» Information shown
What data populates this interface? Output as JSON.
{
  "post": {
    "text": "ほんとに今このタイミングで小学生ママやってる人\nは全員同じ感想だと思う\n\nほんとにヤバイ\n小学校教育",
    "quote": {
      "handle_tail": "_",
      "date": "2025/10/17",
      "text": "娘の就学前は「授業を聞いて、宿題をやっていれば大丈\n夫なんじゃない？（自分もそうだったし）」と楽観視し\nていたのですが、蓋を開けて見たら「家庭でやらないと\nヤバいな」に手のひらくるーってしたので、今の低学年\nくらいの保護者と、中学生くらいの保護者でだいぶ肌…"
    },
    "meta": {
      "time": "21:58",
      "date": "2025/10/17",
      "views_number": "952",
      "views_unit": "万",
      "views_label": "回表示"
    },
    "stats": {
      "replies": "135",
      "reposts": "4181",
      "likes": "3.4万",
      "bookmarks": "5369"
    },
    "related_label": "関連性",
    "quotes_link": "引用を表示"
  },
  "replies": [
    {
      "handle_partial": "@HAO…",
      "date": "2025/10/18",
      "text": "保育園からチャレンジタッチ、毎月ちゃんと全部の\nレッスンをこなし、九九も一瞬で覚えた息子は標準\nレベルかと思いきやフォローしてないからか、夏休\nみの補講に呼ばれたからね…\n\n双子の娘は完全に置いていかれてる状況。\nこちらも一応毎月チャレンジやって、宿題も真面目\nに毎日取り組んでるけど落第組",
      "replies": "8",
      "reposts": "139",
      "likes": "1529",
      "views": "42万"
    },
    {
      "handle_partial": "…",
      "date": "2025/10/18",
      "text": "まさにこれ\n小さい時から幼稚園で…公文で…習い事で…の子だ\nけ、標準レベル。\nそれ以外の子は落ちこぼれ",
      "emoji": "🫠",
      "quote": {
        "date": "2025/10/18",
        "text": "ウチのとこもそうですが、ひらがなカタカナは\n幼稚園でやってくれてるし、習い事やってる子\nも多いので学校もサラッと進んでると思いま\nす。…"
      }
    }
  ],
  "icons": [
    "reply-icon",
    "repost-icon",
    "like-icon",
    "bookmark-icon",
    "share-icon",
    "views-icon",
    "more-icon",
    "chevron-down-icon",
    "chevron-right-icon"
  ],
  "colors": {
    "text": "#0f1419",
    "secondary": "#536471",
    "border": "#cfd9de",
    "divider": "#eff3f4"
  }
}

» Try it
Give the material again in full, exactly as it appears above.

» Solution
What data populates this interface? Output as JSON.
{
  "post": {
    "text": "ほんとに今このタイミングで小学生ママやってる人\nは全員同じ感想だと思う\n\nほんとにヤバイ\n小学校教育",
    "quote": {
      "handle_tail": "_",
      "date": "2025/10/17",
      "text": "娘の就学前は「授業を聞いて、宿題をやっていれば大丈\n夫なんじゃない？（自分もそうだったし）」と楽観視し\nていたのですが、蓋を開けて見たら「家庭でやらないと\nヤバいな」に手のひらくるーってしたので、今の低学年\nくらいの保護者と、中学生くらいの保護者でだいぶ肌…"
    },
    "meta": {
      "time": "21:58",
      "date": "2025/10/17",
      "views_number": "952",
      "views_unit": "万",
      "views_label": "回表示"
    },
    "stats": {
      "replies": "135",
      "reposts": "4181",
      "likes": "3.4万",
      "bookmarks": "5369"
    },
    "related_label": "関連性",
    "quotes_link": "引用を表示"
  },
  "replies": [
    {
      "handle_partial": "@HAO…",
      "date": "2025/10/18",
      "text": "保育園からチャレンジタッチ、毎月ちゃんと全部の\nレッスンをこなし、九九も一瞬で覚えた息子は標準\nレベルかと思いきやフォローしてないからか、夏休\nみの補講に呼ばれたからね…\n\n双子の娘は完全に置いていかれてる状況。\nこちらも一応毎月チャレンジやって、宿題も真面目\nに毎日取り組んでるけど落第組",
      "replies": "8",
      "reposts": "139",
      "likes": "1529",
      "views": "42万"
    },
    {
      "handle_partial": "…",
      "date": "2025/10/18",
      "text": "まさにこれ\n小さい時から幼稚園で…公文で…習い事で…の子だ\nけ、標準レベル。\nそれ以外の子は落ちこぼれ",
      "emoji": "🫠",
      "quote": {
        "date": "2025/10/18",
        "text": "ウチのとこもそうですが、ひらがなカタカナは\n幼稚園でやってくれてるし、習い事やってる子\nも多いので学校もサラッと進んでると思いま\nす。…"
      }
    }
  ],
  "icons": [
    "reply-icon",
    "repost-icon",
    "like-icon",
    "bookmark-icon",
    "share-icon",
    "views-icon",
    "more-icon",
    "chevron-down-icon",
    "chevron-right-icon"
  ],
  "colors": {
    "text": "#0f1419",
    "secondary": "#536471",
    "border": "#cfd9de",
    "divider": "#eff3f4"
  }
}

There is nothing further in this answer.